Transdifferentiation is a complete and stable change in cell identity that serves as an alternative to stem-cell-mediated organ regeneration. In adult mammals, findings of transdifferentiation have been limited to the replenishment of cells lost from preexisting structures, in the presence of a fully developed scaffold and niche. We have shown that transdifferentiation of hepatocytes in the mouse liver can build a structure that failed to form in development—the biliary system in a mouse model that mimics the hepatic phenotype of human Alagille syndrome (ALGS). In these mice, hepatocytes convert into mature cholangiocytes and form bile ducts that are effective in draining bile and persist after the cholestatic liver injury is reversed, consistent with transdifferentiation. These findings redefine hepatocyte plasticity, which appeared to be limited to metaplasia, defined as incomplete and transient biliary differentiation as an adaptation to cell injury.

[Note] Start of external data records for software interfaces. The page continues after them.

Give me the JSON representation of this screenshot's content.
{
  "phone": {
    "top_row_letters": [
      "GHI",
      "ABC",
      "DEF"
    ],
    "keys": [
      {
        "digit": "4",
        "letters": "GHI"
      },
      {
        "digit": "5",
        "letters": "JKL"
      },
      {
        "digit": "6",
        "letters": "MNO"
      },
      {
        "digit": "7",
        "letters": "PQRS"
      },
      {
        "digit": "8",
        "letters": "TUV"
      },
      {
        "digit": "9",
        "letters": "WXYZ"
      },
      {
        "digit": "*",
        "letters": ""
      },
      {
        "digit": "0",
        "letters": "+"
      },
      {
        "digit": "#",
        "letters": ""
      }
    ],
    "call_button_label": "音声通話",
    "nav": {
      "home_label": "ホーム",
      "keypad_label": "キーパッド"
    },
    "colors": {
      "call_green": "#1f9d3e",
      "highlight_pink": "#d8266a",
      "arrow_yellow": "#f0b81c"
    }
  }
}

To continue this investigation, we are focusing on 1) identification of the transdifferentiation-inducing signals, and 2) determination of the key transcription factors and targets required to reprogram hepatocytes to cholangiocytes. These avenues will reveal opportunities for the treatment of ALGS and other cholestatic liver diseases.